Everything from one end of the monochromatic scale of black to that of white I am able to imagine when taking photos. I see color arrangement in monochrome.
The black and white film I buy at B & H on 9th Avenue across from the Cheyenne Diner I have used for decades now–is it that long, really? The last time I was there was with my Dad–no, it wasn’t the last time I was there, the time I am remembering. I was there getting some 8mm movie film processed–color–when? My last time there . . . the last time I was there with my dad we did go to the Cheyenne Diner, we did have hamburgers, we did . . .
How long ago now–there are many things I become surprised by how old they are in my life, how long ago they happened.

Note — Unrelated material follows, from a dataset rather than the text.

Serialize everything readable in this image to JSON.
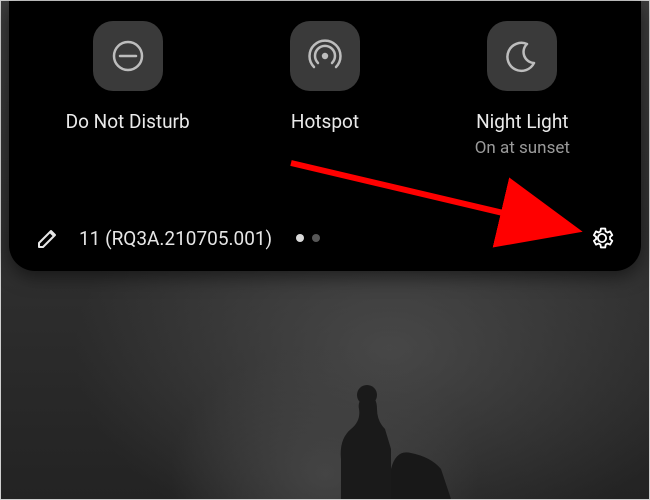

I cannot say that the last time I was there with my dad I bought film at HB and burgers at the Cheyenne Diner. We did go and get burgers at the Cheyenne, my Dad and I. How long before he died? He died in the morning with the sun breaking through the clouds after having snowed a few inches the night before. It’s four years ago that my dad died as the sun broke through the gloom . . .

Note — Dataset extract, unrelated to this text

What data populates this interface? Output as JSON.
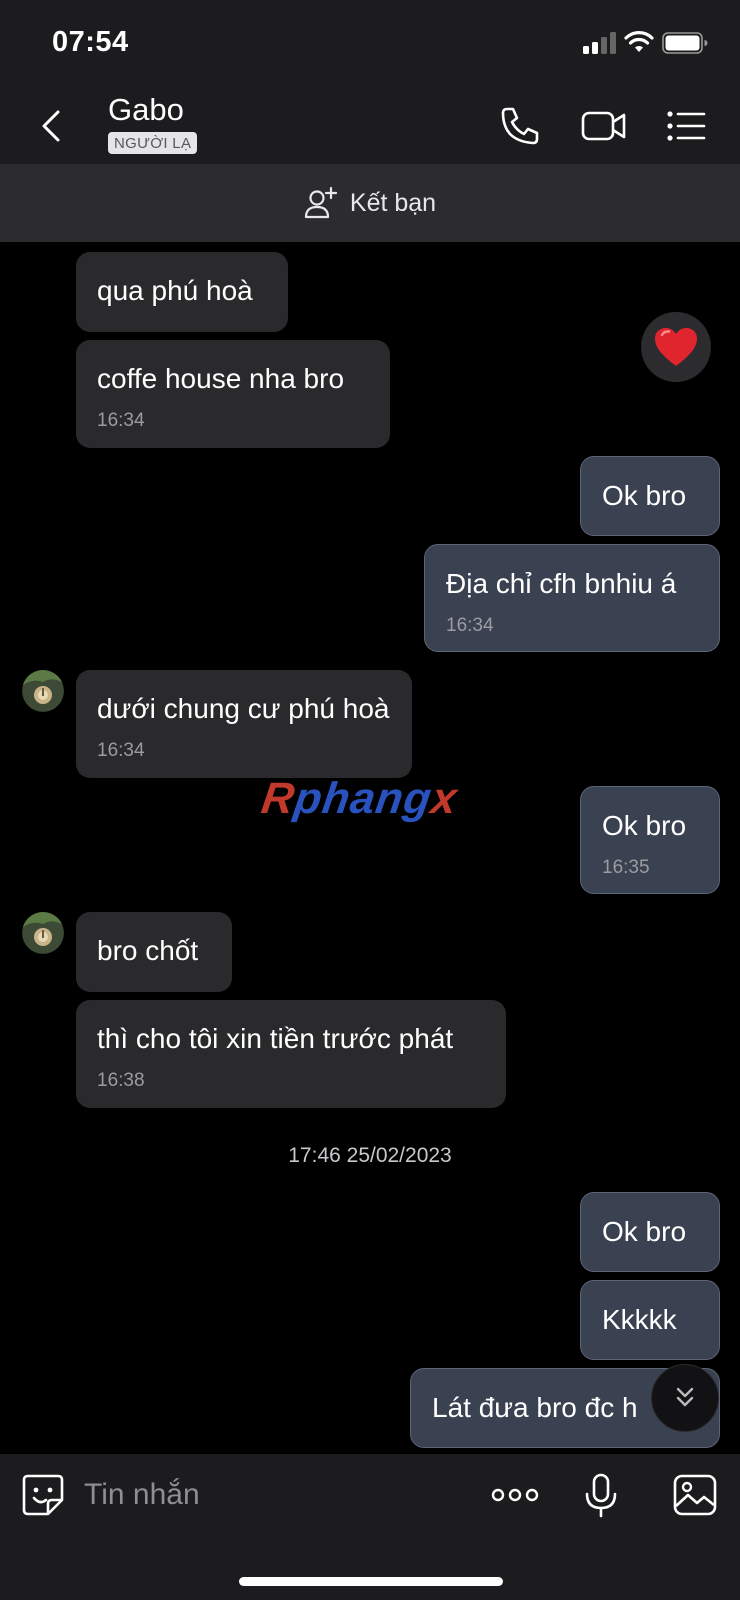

I was once told that neither extreme on the monochromatic scale is actually present in a film–but that can’t be, can it? This is not a point of contention for me when I shoot with black and white film; is there true white and true black in what I have shot. I have gone into the extremes of low-light photography and let me tell you I have recorded on film, black and white. I have hundreds and hundreds of photos in black and white stored in boxes in a closet in my apartment. . . a closet photographer, no? Interesting, this idea about being in a closet, or how being closeted is not only about sexual orientation and sexuality.

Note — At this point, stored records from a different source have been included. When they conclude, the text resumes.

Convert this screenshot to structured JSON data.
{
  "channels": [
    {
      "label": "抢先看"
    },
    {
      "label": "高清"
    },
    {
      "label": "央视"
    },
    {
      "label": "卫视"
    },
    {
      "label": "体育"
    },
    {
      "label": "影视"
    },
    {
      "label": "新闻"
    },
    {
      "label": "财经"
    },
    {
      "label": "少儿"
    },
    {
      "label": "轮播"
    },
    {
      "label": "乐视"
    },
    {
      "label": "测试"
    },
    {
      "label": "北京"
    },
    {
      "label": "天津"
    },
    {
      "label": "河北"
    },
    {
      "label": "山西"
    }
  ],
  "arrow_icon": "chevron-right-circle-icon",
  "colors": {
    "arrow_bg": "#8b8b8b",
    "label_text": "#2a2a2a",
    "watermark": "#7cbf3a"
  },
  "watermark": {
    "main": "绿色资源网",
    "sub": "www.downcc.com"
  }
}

Every human soul experiences this closet of his own, this closet of his desires, his feelings, his ideas, whatever have you that’s locked up in you–in me. No one escapes, really, one Chinese box of closets this Self of selves.